Ultimately, a DMO's website will represent their entire destination. Somebody may own tasks such as updating the listings or making sure the social media accounts are maintained, but the collective team should feel like they are invested into every pixel, regardless of whose job it originally was to create them.

It is an issue to see black and white issues and cause people to take sides when that dynamic should not exist, especially when completing a project such as a website launch. While people may be passionate about building a responsive site or providing their content in a more conversational tone than in the past, it does not need to be a fight. There are enough metrics and pieces of measurable data available to DMOs today to drive a decision toward one area, which should prevent camps of people within a team to align against each other.

That is why it is important to have a strategy around the content and a purpose tied to each piece that is supported by real behavior, not assumptions. People do not want to let go of work they put their heart and soul into, but if it can explained why the content works or does not work within the determined strategy, the argument is that much stronger.

So, the next question you may be asking is...

How Can My Idea Fit Into the Larger Strategy?

If you're reading this, I'm sure you have a few ideas on improving your company or organization. However, getting those implemented may be hard, even if you see ways that they fit within the internal "big picture" concepts and strategies.

Simply saying, "My thing is important," will just turn off other team members unless you show how it fits. This will require you to get involved in the planning and be active in meetings, some of which may be long and painful. And being active means being collaborative, not simply throwing insults and pointing out faults. Collaboration can be as simple as getting up to talk to the person, rather than shooting IMs and emails back and forth where meaning can be lost. Let the team know what you are thinking by explaining your set goals and needs, but without getting defensive.

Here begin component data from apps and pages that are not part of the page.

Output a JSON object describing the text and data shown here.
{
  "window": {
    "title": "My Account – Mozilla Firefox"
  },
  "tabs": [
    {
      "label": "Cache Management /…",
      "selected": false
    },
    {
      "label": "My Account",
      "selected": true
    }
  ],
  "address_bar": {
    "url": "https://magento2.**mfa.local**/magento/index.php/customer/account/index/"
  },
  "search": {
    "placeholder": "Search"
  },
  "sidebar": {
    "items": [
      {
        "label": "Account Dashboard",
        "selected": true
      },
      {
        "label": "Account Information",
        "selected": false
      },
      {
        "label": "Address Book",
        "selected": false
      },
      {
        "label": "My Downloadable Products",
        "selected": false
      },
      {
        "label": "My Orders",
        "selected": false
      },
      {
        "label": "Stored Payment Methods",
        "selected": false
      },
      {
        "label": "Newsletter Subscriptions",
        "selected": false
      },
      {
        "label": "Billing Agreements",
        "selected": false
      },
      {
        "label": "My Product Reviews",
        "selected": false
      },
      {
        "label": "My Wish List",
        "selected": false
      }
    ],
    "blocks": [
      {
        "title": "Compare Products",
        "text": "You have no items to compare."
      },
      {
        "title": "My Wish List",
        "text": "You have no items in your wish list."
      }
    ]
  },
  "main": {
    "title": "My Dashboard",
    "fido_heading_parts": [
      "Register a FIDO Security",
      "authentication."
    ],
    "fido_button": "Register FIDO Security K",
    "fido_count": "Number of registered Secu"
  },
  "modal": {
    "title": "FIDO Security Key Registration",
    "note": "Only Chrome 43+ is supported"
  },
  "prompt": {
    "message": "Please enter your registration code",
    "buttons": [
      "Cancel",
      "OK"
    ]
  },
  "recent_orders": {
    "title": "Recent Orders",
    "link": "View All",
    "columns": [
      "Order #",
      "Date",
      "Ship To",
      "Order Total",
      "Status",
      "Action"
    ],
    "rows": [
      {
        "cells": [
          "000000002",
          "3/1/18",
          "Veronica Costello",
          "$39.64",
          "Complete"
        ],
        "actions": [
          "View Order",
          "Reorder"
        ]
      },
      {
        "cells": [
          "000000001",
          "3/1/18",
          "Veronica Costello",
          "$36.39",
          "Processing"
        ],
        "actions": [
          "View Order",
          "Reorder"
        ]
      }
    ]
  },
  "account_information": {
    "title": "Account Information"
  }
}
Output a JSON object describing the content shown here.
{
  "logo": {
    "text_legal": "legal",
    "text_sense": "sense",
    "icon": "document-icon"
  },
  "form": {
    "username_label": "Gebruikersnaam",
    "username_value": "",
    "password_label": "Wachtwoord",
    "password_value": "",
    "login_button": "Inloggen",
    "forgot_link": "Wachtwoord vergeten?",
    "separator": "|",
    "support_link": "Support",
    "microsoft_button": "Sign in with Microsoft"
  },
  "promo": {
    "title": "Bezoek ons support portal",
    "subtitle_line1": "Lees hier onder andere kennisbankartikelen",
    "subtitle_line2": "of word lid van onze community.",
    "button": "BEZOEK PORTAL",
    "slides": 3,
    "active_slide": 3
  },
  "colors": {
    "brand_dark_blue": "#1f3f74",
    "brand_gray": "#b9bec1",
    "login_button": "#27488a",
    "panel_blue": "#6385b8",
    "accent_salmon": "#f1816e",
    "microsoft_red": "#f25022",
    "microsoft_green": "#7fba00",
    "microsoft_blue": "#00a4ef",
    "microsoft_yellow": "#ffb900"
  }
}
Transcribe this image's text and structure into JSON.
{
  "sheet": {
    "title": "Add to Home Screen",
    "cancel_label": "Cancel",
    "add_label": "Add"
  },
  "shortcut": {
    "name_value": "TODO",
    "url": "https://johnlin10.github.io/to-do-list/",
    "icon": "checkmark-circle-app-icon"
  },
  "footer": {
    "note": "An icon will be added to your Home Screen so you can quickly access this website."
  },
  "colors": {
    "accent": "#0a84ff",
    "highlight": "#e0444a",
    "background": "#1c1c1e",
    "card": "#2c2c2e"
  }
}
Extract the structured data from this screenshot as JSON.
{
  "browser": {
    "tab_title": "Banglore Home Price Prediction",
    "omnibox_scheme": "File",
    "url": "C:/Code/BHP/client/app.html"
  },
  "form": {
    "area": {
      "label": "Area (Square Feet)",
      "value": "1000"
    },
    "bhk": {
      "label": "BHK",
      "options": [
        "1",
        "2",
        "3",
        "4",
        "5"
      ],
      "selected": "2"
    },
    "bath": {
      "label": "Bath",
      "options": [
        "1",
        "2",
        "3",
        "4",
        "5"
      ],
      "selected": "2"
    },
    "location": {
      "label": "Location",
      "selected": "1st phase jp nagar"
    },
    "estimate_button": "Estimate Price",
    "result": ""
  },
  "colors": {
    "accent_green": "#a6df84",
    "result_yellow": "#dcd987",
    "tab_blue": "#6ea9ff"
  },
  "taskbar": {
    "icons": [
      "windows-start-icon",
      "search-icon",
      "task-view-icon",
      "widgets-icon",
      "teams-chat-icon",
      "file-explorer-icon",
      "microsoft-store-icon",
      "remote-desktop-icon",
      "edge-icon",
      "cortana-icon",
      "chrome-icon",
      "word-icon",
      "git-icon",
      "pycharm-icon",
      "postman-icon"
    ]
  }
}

I know - this is easy to write about, but hard to implement. It's natural to want your way. Nevertheless, it is your job to make everybody care as much as you do, which requires you to consider that "strategy" I keep mentioning. Moreover, it may mean that you need to frame the content discussions around topics that matter to your organization at that time.

While these concepts helped me to better understand team dynamics around a new project such as a website redesign, they only scratch the surface of what was covered at Confab. I highly encourage you to follow the content strategists that shared these models and ideas at the conference - Kristina Halvorson, Paul Ford, Jonathan Kahn and Sara Wachter-Boettcher.